Could every line below be written out exactly as it appears?
══════
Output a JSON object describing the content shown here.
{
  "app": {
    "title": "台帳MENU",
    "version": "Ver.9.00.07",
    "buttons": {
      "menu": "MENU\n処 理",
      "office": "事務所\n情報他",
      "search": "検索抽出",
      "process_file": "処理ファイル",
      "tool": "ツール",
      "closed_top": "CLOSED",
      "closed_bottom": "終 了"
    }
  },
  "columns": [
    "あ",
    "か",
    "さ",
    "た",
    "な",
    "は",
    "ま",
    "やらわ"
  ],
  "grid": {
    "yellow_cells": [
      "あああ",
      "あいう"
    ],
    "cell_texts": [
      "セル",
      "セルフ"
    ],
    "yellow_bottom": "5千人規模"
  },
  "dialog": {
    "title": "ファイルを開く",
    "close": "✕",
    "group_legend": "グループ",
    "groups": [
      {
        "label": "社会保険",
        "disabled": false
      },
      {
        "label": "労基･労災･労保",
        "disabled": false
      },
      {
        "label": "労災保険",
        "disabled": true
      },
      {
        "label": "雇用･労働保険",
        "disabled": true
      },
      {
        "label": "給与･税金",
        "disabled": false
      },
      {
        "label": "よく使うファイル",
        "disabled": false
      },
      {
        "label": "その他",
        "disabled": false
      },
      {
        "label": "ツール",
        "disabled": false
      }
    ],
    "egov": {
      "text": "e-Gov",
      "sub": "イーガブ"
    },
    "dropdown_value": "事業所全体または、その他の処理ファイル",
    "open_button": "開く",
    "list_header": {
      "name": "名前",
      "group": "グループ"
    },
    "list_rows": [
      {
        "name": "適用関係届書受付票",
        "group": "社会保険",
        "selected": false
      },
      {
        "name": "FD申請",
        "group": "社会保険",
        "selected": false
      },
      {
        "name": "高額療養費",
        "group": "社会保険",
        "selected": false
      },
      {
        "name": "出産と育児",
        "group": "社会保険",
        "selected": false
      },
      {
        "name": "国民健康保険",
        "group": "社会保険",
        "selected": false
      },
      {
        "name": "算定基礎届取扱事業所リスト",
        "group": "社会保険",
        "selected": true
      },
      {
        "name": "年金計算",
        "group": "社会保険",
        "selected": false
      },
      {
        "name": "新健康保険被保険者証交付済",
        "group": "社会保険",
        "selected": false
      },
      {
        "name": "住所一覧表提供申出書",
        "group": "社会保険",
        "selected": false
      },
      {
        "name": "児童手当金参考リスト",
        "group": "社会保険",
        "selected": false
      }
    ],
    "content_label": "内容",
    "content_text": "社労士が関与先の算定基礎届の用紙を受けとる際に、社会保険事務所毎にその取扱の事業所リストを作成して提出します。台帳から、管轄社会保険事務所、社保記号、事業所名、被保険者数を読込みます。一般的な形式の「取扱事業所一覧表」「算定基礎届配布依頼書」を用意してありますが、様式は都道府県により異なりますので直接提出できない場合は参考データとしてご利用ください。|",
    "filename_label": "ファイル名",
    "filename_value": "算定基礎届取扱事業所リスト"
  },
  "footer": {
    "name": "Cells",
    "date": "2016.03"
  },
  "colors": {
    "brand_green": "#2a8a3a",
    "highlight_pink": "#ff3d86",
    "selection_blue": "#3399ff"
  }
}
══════
▶ [The answer]:
Output a JSON object describing the content shown here.
{
  "app": {
    "title": "台帳MENU",
    "version": "Ver.9.00.07",
    "buttons": {
      "menu": "MENU\n処 理",
      "office": "事務所\n情報他",
      "search": "検索抽出",
      "process_file": "処理ファイル",
      "tool": "ツール",
      "closed_top": "CLOSED",
      "closed_bottom": "終 了"
    }
  },
  "columns": [
    "あ",
    "か",
    "さ",
    "た",
    "な",
    "は",
    "ま",
    "やらわ"
  ],
  "grid": {
    "yellow_cells": [
      "あああ",
      "あいう"
    ],
    "cell_texts": [
      "セル",
      "セルフ"
    ],
    "yellow_bottom": "5千人規模"
  },
  "dialog": {
    "title": "ファイルを開く",
    "close": "✕",
    "group_legend": "グループ",
    "groups": [
      {
        "label": "社会保険",
        "disabled": false
      },
      {
        "label": "労基･労災･労保",
        "disabled": false
      },
      {
        "label": "労災保険",
        "disabled": true
      },
      {
        "label": "雇用･労働保険",
        "disabled": true
      },
      {
        "label": "給与･税金",
        "disabled": false
      },
      {
        "label": "よく使うファイル",
        "disabled": false
      },
      {
        "label": "その他",
        "disabled": false
      },
      {
        "label": "ツール",
        "disabled": false
      }
    ],
    "egov": {
      "text": "e-Gov",
      "sub": "イーガブ"
    },
    "dropdown_value": "事業所全体または、その他の処理ファイル",
    "open_button": "開く",
    "list_header": {
      "name": "名前",
      "group": "グループ"
    },
    "list_rows": [
      {
        "name": "適用関係届書受付票",
        "group": "社会保険",
        "selected": false
      },
      {
        "name": "FD申請",
        "group": "社会保険",
        "selected": false
      },
      {
        "name": "高額療養費",
        "group": "社会保険",
        "selected": false
      },
      {
        "name": "出産と育児",
        "group": "社会保険",
        "selected": false
      },
      {
        "name": "国民健康保険",
        "group": "社会保険",
        "selected": false
      },
      {
        "name": "算定基礎届取扱事業所リスト",
        "group": "社会保険",
        "selected": true
      },
      {
        "name": "年金計算",
        "group": "社会保険",
        "selected": false
      },
      {
        "name": "新健康保険被保険者証交付済",
        "group": "社会保険",
        "selected": false
      },
      {
        "name": "住所一覧表提供申出書",
        "group": "社会保険",
        "selected": false
      },
      {
        "name": "児童手当金参考リスト",
        "group": "社会保険",
        "selected": false
      }
    ],
    "content_label": "内容",
    "content_text": "社労士が関与先の算定基礎届の用紙を受けとる際に、社会保険事務所毎にその取扱の事業所リストを作成して提出します。台帳から、管轄社会保険事務所、社保記号、事業所名、被保険者数を読込みます。一般的な形式の「取扱事業所一覧表」「算定基礎届配布依頼書」を用意してありますが、様式は都道府県により異なりますので直接提出できない場合は参考データとしてご利用ください。|",
    "filename_label": "ファイル名",
    "filename_value": "算定基礎届取扱事業所リスト"
  },
  "footer": {
    "name": "Cells",
    "date": "2016.03"
  },
  "colors": {
    "brand_green": "#2a8a3a",
    "highlight_pink": "#ff3d86",
    "selection_blue": "#3399ff"
  }
}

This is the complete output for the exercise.